Mary Lindsey's debut young adult novel, SHATTERED SOULS, is scheduled for release December 8, 2011 from Philomel/Penguin.
Having received a B.A. in English literature with a minor in drama from the University of Houston, she currently teaches acting to children and teens at a private studio in Houston, Texas.
Mary lives with her husband, three kids, two dogs, her daughter's pet rats, an Australian Bearded Dragon, and dozens of Madagascar Hissing Cockroaches.
She is represented by Ammi-Joan Paquette from the Erin Murphy Literary Agency.
Tell us a little bit about your process and how you became a writer.
Like most kids, I composed stories, but I never wanted to be a writer. I was (and am) first and foremost a reader.
I majored in English with a focus on the classics and great works. A majority of my writing in college was literary analysis; in law school, it was technical writing and briefs. I avoided creative writing like the plague. I thought I was terrible at it. It was too hard to come up with stuff that wasn’t lame (It still is).
I started writing several years ago by accident. My daughter had just discovered teen literature and had burned through several popular series. She was lamenting the fact that most male heroes in paranormal books were demons, vampires or some type of inherently evil creature fighting their wicked impulses. She asked me why the hero couldn’t be a “normal” guy who has some kind of special/magical power, but wasn’t evil or didn’t believe himself evil.
I told her that for her birthday, I’d write her a book like that. (To this day, I have no idea why I would offer such a crazy thing. I’d never written fiction and had no desire to do so).
True to my word, I gave her a chapter a day for a month. The result was a 700-page young adult time-travel novel.
It had a cool premise, but was awful—truly awful with respect to craft. Reading a book and knowing what works is one thing; writing one is entirely another.
After spending a month writing 8-12 hours a day, I decided I’d found the perfect job. I LOVED it.
What was your favorite chapter/scene to write and why?
I loved writing the scene in which Alden and Lenzi first soul share. Even though it happens well into the book, it was the first scene I wrote. It was very different when I wrote it over four years ago—much more aggressive and dark.
What has been the toughest criticism given to you as an author? What has been the best compliment?
The toughest criticism came from an agent when I queried my first novel (which I mentioned in my answer to your first question. It was truly awful). She said a lot of nice things about the full manuscript, then closed with my first honest critique. “It’s a shame,” she wrote, “that your writing doesn’t live up to your premise or characterization.”
In other words, my writing sucked.
I was relieved when I got this rejection because writing was something I could learn. And I did. I read and studied and hired a private coach until I understood the difference between technical writing, of which I had done a lot, and writing fiction.

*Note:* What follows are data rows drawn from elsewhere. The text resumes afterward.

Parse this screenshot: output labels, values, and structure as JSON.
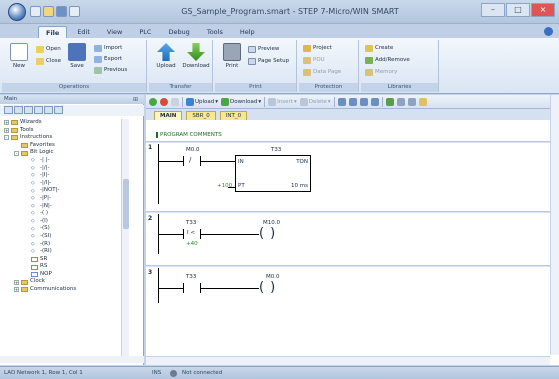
{
  "window": {
    "title": "GS_Sample_Program.smart - STEP 7-Micro/WIN SMART"
  },
  "ribbon_tabs": [
    "File",
    "Edit",
    "View",
    "PLC",
    "Debug",
    "Tools",
    "Help"
  ],
  "ribbon": {
    "operations": {
      "caption": "Operations",
      "new": "New",
      "open": "Open",
      "close": "Close",
      "save": "Save",
      "import": "Import",
      "export": "Export",
      "previous": "Previous"
    },
    "transfer": {
      "caption": "Transfer",
      "upload": "Upload",
      "download": "Download"
    },
    "print": {
      "caption": "Print",
      "print": "Print",
      "preview": "Preview",
      "page_setup": "Page Setup"
    },
    "protection": {
      "caption": "Protection",
      "project": "Project",
      "pou": "POU",
      "data_page": "Data Page"
    },
    "libraries": {
      "caption": "Libraries",
      "create": "Create",
      "add_remove": "Add/Remove",
      "memory": "Memory"
    }
  },
  "left_panel": {
    "title": "Main",
    "tree": [
      {
        "label": "Wizards",
        "depth": 0,
        "kind": "folder",
        "toggle": "+"
      },
      {
        "label": "Tools",
        "depth": 0,
        "kind": "folder",
        "toggle": "+"
      },
      {
        "label": "Instructions",
        "depth": 0,
        "kind": "folder",
        "toggle": "-"
      },
      {
        "label": "Favorites",
        "depth": 1,
        "kind": "folder",
        "toggle": ""
      },
      {
        "label": "Bit Logic",
        "depth": 1,
        "kind": "folder",
        "toggle": "-"
      },
      {
        "label": "-| |-",
        "depth": 2,
        "kind": "instr",
        "toggle": ""
      },
      {
        "label": "-|/|-",
        "depth": 2,
        "kind": "instr",
        "toggle": ""
      },
      {
        "label": "-|I|-",
        "depth": 2,
        "kind": "instr",
        "toggle": ""
      },
      {
        "label": "-|/I|-",
        "depth": 2,
        "kind": "instr",
        "toggle": ""
      },
      {
        "label": "-|NOT|-",
        "depth": 2,
        "kind": "instr",
        "toggle": ""
      },
      {
        "label": "-|P|-",
        "depth": 2,
        "kind": "instr",
        "toggle": ""
      },
      {
        "label": "-|N|-",
        "depth": 2,
        "kind": "instr",
        "toggle": ""
      },
      {
        "label": "-( )",
        "depth": 2,
        "kind": "instr",
        "toggle": ""
      },
      {
        "label": "-(I)",
        "depth": 2,
        "kind": "instr",
        "toggle": ""
      },
      {
        "label": "-(S)",
        "depth": 2,
        "kind": "instr",
        "toggle": ""
      },
      {
        "label": "-(SI)",
        "depth": 2,
        "kind": "instr",
        "toggle": ""
      },
      {
        "label": "-(R)",
        "depth": 2,
        "kind": "instr",
        "toggle": ""
      },
      {
        "label": "-(RI)",
        "depth": 2,
        "kind": "instr",
        "toggle": ""
      },
      {
        "label": "SR",
        "depth": 2,
        "kind": "box",
        "toggle": ""
      },
      {
        "label": "RS",
        "depth": 2,
        "kind": "box",
        "toggle": ""
      },
      {
        "label": "NOP",
        "depth": 2,
        "kind": "box",
        "toggle": ""
      },
      {
        "label": "Clock",
        "depth": 1,
        "kind": "folder",
        "toggle": "+"
      },
      {
        "label": "Communications",
        "depth": 1,
        "kind": "folder",
        "toggle": "+"
      }
    ]
  },
  "editor": {
    "toolbar": {
      "upload": "Upload",
      "download": "Download",
      "insert": "Insert",
      "delete": "Delete"
    },
    "pou_tabs": [
      "MAIN",
      "SBR_0",
      "INT_0"
    ],
    "program_comments": "PROGRAM COMMENTS",
    "networks": [
      {
        "number": "1",
        "contact": "M0.0",
        "contact_type": "/",
        "timer": "T33",
        "in": "IN",
        "type": "TON",
        "pt_value": "+100",
        "pt": "PT",
        "base": "10 ms"
      },
      {
        "number": "2",
        "contact": "T33",
        "contact_type": "I <",
        "contact_value": "+40",
        "coil": "M10.0"
      },
      {
        "number": "3",
        "contact": "T33",
        "coil": "M0.0"
      }
    ]
  },
  "statusbar": {
    "position": "LAD Network 1, Row 1, Col 1",
    "mode": "INS",
    "connection": "Not connected"
  },
  "colors": {
    "ribbon_bg": "#d9e5f3",
    "pou_tab": "#f7e793",
    "comment": "#1d6b2b"
  }
}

The best compliment came when Publishers Weekly reviewed Shattered Souls and called my writing “accomplished.” They didn’t just like the book; they mentioned my writing.
In light of my toughest criticism from that agent all those years ago, PW’s words validated all the time and effort spent to learn my craft.
What is easier to write: The first line or the last line?
Oh, the last for sure. I must have had ten first chapters and a hundred first sentences.
What are you working on now?
I’m writing a gothic YA inspired by Edgar Allan Poe’s last poem, “Annabel Lee.” I’m excited to be working with Penguin and my editor, Jill Santopolo again on this one.
Thank you so much, Jen, for having me on your blog today.
A thrilling debut story of death, love, destiny and danger
Lenzi hears voices and has visions - gravestones, floods, a boy with steel gray eyes. Her boyfriend, Zak, can't help, and everything keeps getting louder and more intense. Then Lenzi meets Alden, the boy from her dreams, who reveals that she's a reincarnated Speaker - someone who can talk to and help lost souls - and that he has been her Protector for centuries.
Now Lenzi must choose between her life with Zak and the life she is destined to lead with Alden. But time is running out: a malevolent spirit is out to destroy Lenzi, and he will kill her if she doesn't make a decision soon.